The video begins like so many viral clips before it: A young person, perched in a dorm room, smiling mischievously into a camera. But there's one big difference here: This video comes from Sweden, and the Swedish sense of humor has a reputation for being a bit silly. "It's almost 10 p.m.," the young man says. "And this is what happens when one person starts screaming at night."

The student opens a window, looks out over the dark and otherwise quiet campus, and lets go with a full-lung scream. I can barely count to three before, from somewhere very far-away-sounding, a few people howl right back. It grows from there: At first just two or three isolated voices at a time, each echoing across the campus, then whole groups of them, until the dark quad is blanketed in primal screams. It would be eerie if it didn't sound like it might be fun. (Okay, it is still a little eerie.) People start laughing, probably at themselves. The video shuts off after two minutes, the shouts still going.

I asked about this on Twitter and got a helpful response from, of all people, Trita Parsi, chief of the National Iranian-American Council and author of "A Single Roll of the Dice: Obama's Diplomacy With Iran." Though he cautions that his memory may be "a bit blurry," Parsi says this was a tradition when he was an undergraduate and graduate student in Sweden's university system.

"This is at the student dorms. We had a tradition of letting off steam by screaming at specific hours, usually once a week," Parsi explains. At first, he says, the screaming happened every Monday night, maybe about 6. "But it then degenerated into taking place at any time any student did the first shout," he adds.
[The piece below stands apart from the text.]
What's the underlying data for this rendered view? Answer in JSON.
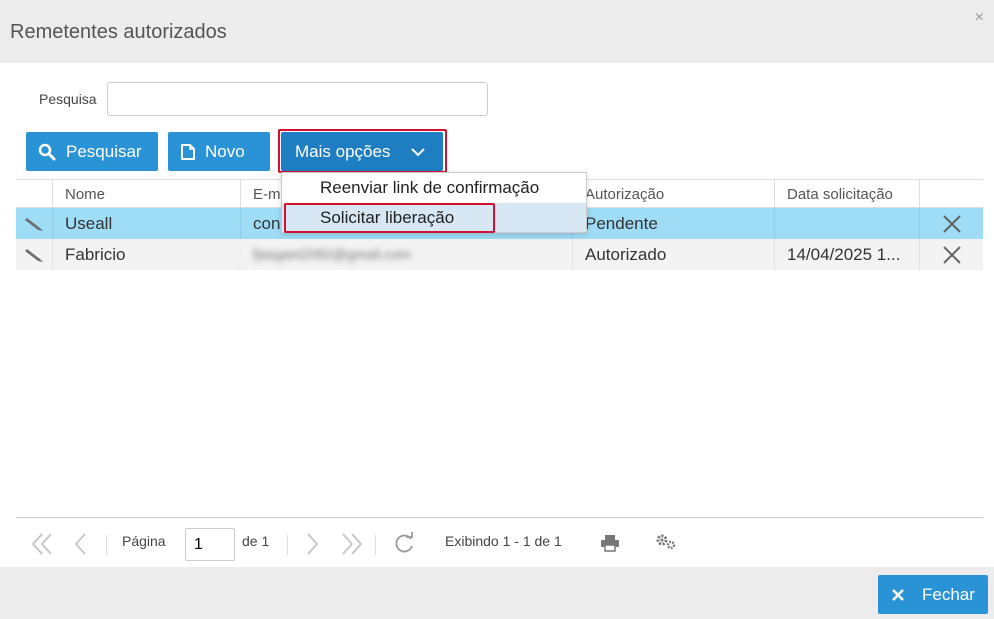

Judging by this video, that would still seem to be the case.

Parsi says he thinks the tradition began at French universities and spread from there to Sweden's. Who knows, maybe it will break into the American educational tradition?